(WHAT TO PRODUCE): From start to end of the material below, restate each line exactly.

(EXTRACTED ENTRIES):
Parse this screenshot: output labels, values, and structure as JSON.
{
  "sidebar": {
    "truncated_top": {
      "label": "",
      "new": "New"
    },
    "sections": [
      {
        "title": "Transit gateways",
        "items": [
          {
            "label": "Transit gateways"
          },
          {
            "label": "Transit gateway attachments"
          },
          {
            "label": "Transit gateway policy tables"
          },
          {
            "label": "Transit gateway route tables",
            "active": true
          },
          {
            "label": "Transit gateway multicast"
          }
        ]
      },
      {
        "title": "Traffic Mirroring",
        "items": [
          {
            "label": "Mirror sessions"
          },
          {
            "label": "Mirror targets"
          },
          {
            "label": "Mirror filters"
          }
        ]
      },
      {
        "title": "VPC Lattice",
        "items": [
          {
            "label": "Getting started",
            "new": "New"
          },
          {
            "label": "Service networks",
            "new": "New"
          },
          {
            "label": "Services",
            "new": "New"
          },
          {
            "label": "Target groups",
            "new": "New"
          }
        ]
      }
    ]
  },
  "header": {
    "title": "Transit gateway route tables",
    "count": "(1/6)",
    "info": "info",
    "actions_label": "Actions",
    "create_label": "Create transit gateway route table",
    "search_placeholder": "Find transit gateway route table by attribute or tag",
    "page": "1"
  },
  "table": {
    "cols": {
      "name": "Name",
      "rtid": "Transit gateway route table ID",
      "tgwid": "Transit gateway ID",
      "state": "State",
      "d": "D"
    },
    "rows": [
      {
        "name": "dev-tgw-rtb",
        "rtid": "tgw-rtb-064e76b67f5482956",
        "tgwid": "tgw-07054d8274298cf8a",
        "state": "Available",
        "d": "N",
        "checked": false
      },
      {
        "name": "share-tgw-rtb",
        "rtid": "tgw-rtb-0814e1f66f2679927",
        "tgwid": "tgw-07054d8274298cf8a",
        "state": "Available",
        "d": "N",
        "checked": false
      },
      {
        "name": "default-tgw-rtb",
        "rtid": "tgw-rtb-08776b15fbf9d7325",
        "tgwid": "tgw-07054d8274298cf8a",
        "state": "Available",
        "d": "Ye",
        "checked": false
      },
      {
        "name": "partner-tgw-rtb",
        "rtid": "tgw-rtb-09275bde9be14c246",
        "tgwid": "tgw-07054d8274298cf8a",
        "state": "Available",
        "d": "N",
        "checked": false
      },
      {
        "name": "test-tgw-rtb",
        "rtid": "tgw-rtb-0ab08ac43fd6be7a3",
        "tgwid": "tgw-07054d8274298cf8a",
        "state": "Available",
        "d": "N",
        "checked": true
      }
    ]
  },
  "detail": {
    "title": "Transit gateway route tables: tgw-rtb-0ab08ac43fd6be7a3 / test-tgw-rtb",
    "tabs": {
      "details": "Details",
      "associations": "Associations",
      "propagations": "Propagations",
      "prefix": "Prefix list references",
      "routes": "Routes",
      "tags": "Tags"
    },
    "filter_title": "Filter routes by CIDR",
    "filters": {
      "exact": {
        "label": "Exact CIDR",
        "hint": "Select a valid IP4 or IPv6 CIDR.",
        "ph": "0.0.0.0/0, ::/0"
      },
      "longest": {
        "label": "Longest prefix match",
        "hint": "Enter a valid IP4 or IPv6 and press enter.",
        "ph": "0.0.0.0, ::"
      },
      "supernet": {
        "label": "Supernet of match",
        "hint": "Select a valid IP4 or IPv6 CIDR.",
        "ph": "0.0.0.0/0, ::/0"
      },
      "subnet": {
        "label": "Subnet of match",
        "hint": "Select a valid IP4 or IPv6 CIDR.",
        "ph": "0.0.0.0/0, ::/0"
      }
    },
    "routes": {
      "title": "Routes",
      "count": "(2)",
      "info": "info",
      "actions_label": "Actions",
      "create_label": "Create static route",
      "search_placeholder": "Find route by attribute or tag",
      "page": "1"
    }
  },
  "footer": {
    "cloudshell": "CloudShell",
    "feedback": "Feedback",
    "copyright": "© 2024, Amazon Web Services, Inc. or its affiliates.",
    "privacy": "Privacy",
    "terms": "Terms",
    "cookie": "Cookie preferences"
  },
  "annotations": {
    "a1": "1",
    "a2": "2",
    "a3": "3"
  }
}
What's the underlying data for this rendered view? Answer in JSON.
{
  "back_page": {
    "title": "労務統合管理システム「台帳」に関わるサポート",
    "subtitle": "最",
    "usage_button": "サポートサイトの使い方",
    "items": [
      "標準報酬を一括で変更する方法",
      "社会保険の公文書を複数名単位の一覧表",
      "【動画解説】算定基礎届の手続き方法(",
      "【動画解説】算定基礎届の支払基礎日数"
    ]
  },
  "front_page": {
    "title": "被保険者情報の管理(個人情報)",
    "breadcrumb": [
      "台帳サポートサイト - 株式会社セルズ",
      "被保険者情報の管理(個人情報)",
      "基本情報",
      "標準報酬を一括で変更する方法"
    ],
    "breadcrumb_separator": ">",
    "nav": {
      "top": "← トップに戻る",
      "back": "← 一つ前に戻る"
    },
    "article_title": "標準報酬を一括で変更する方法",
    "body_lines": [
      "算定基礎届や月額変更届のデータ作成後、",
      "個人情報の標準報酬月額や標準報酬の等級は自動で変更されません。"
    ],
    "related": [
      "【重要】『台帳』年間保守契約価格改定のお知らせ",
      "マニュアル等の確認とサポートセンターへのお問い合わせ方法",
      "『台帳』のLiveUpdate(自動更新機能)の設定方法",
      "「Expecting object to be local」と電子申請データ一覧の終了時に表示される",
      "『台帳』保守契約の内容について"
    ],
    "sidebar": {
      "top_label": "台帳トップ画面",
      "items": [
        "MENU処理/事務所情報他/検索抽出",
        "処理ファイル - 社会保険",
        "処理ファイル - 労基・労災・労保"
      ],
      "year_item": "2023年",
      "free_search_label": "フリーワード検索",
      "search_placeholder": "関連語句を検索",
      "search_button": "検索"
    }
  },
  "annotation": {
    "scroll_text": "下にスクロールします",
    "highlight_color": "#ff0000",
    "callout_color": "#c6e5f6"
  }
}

(WRITTEN ANSWER):
Parse this screenshot: output labels, values, and structure as JSON.
{
  "sidebar": {
    "truncated_top": {
      "label": "",
      "new": "New"
    },
    "sections": [
      {
        "title": "Transit gateways",
        "items": [
          {
            "label": "Transit gateways"
          },
          {
            "label": "Transit gateway attachments"
          },
          {
            "label": "Transit gateway policy tables"
          },
          {
            "label": "Transit gateway route tables",
            "active": true
          },
          {
            "label": "Transit gateway multicast"
          }
        ]
      },
      {
        "title": "Traffic Mirroring",
        "items": [
          {
            "label": "Mirror sessions"
          },
          {
            "label": "Mirror targets"
          },
          {
            "label": "Mirror filters"
          }
        ]
      },
      {
        "title": "VPC Lattice",
        "items": [
          {
            "label": "Getting started",
            "new": "New"
          },
          {
            "label": "Service networks",
            "new": "New"
          },
          {
            "label": "Services",
            "new": "New"
          },
          {
            "label": "Target groups",
            "new": "New"
          }
        ]
      }
    ]
  },
  "header": {
    "title": "Transit gateway route tables",
    "count": "(1/6)",
    "info": "info",
    "actions_label": "Actions",
    "create_label": "Create transit gateway route table",
    "search_placeholder": "Find transit gateway route table by attribute or tag",
    "page": "1"
  },
  "table": {
    "cols": {
      "name": "Name",
      "rtid": "Transit gateway route table ID",
      "tgwid": "Transit gateway ID",
      "state": "State",
      "d": "D"
    },
    "rows": [
      {
        "name": "dev-tgw-rtb",
        "rtid": "tgw-rtb-064e76b67f5482956",
        "tgwid": "tgw-07054d8274298cf8a",
        "state": "Available",
        "d": "N",
        "checked": false
      },
      {
        "name": "share-tgw-rtb",
        "rtid": "tgw-rtb-0814e1f66f2679927",
        "tgwid": "tgw-07054d8274298cf8a",
        "state": "Available",
        "d": "N",
        "checked": false
      },
      {
        "name": "default-tgw-rtb",
        "rtid": "tgw-rtb-08776b15fbf9d7325",
        "tgwid": "tgw-07054d8274298cf8a",
        "state": "Available",
        "d": "Ye",
        "checked": false
      },
      {
        "name": "partner-tgw-rtb",
        "rtid": "tgw-rtb-09275bde9be14c246",
        "tgwid": "tgw-07054d8274298cf8a",
        "state": "Available",
        "d": "N",
        "checked": false
      },
      {
        "name": "test-tgw-rtb",
        "rtid": "tgw-rtb-0ab08ac43fd6be7a3",
        "tgwid": "tgw-07054d8274298cf8a",
        "state": "Available",
        "d": "N",
        "checked": true
      }
    ]
  },
  "detail": {
    "title": "Transit gateway route tables: tgw-rtb-0ab08ac43fd6be7a3 / test-tgw-rtb",
    "tabs": {
      "details": "Details",
      "associations": "Associations",
      "propagations": "Propagations",
      "prefix": "Prefix list references",
      "routes": "Routes",
      "tags": "Tags"
    },
    "filter_title": "Filter routes by CIDR",
    "filters": {
      "exact": {
        "label": "Exact CIDR",
        "hint": "Select a valid IP4 or IPv6 CIDR.",
        "ph": "0.0.0.0/0, ::/0"
      },
      "longest": {
        "label": "Longest prefix match",
        "hint": "Enter a valid IP4 or IPv6 and press enter.",
        "ph": "0.0.0.0, ::"
      },
      "supernet": {
        "label": "Supernet of match",
        "hint": "Select a valid IP4 or IPv6 CIDR.",
        "ph": "0.0.0.0/0, ::/0"
      },
      "subnet": {
        "label": "Subnet of match",
        "hint": "Select a valid IP4 or IPv6 CIDR.",
        "ph": "0.0.0.0/0, ::/0"
      }
    },
    "routes": {
      "title": "Routes",
      "count": "(2)",
      "info": "info",
      "actions_label": "Actions",
      "create_label": "Create static route",
      "search_placeholder": "Find route by attribute or tag",
      "page": "1"
    }
  },
  "footer": {
    "cloudshell": "CloudShell",
    "feedback": "Feedback",
    "copyright": "© 2024, Amazon Web Services, Inc. or its affiliates.",
    "privacy": "Privacy",
    "terms": "Terms",
    "cookie": "Cookie preferences"
  },
  "annotations": {
    "a1": "1",
    "a2": "2",
    "a3": "3"
  }
}
What's the underlying data for this rendered view? Answer in JSON.
{
  "back_page": {
    "title": "労務統合管理システム「台帳」に関わるサポート",
    "subtitle": "最",
    "usage_button": "サポートサイトの使い方",
    "items": [
      "標準報酬を一括で変更する方法",
      "社会保険の公文書を複数名単位の一覧表",
      "【動画解説】算定基礎届の手続き方法(",
      "【動画解説】算定基礎届の支払基礎日数"
    ]
  },
  "front_page": {
    "title": "被保険者情報の管理(個人情報)",
    "breadcrumb": [
      "台帳サポートサイト - 株式会社セルズ",
      "被保険者情報の管理(個人情報)",
      "基本情報",
      "標準報酬を一括で変更する方法"
    ],
    "breadcrumb_separator": ">",
    "nav": {
      "top": "← トップに戻る",
      "back": "← 一つ前に戻る"
    },
    "article_title": "標準報酬を一括で変更する方法",
    "body_lines": [
      "算定基礎届や月額変更届のデータ作成後、",
      "個人情報の標準報酬月額や標準報酬の等級は自動で変更されません。"
    ],
    "related": [
      "【重要】『台帳』年間保守契約価格改定のお知らせ",
      "マニュアル等の確認とサポートセンターへのお問い合わせ方法",
      "『台帳』のLiveUpdate(自動更新機能)の設定方法",
      "「Expecting object to be local」と電子申請データ一覧の終了時に表示される",
      "『台帳』保守契約の内容について"
    ],
    "sidebar": {
      "top_label": "台帳トップ画面",
      "items": [
        "MENU処理/事務所情報他/検索抽出",
        "処理ファイル - 社会保険",
        "処理ファイル - 労基・労災・労保"
      ],
      "year_item": "2023年",
      "free_search_label": "フリーワード検索",
      "search_placeholder": "関連語句を検索",
      "search_button": "検索"
    }
  },
  "annotation": {
    "scroll_text": "下にスクロールします",
    "highlight_color": "#ff0000",
    "callout_color": "#c6e5f6"
  }
}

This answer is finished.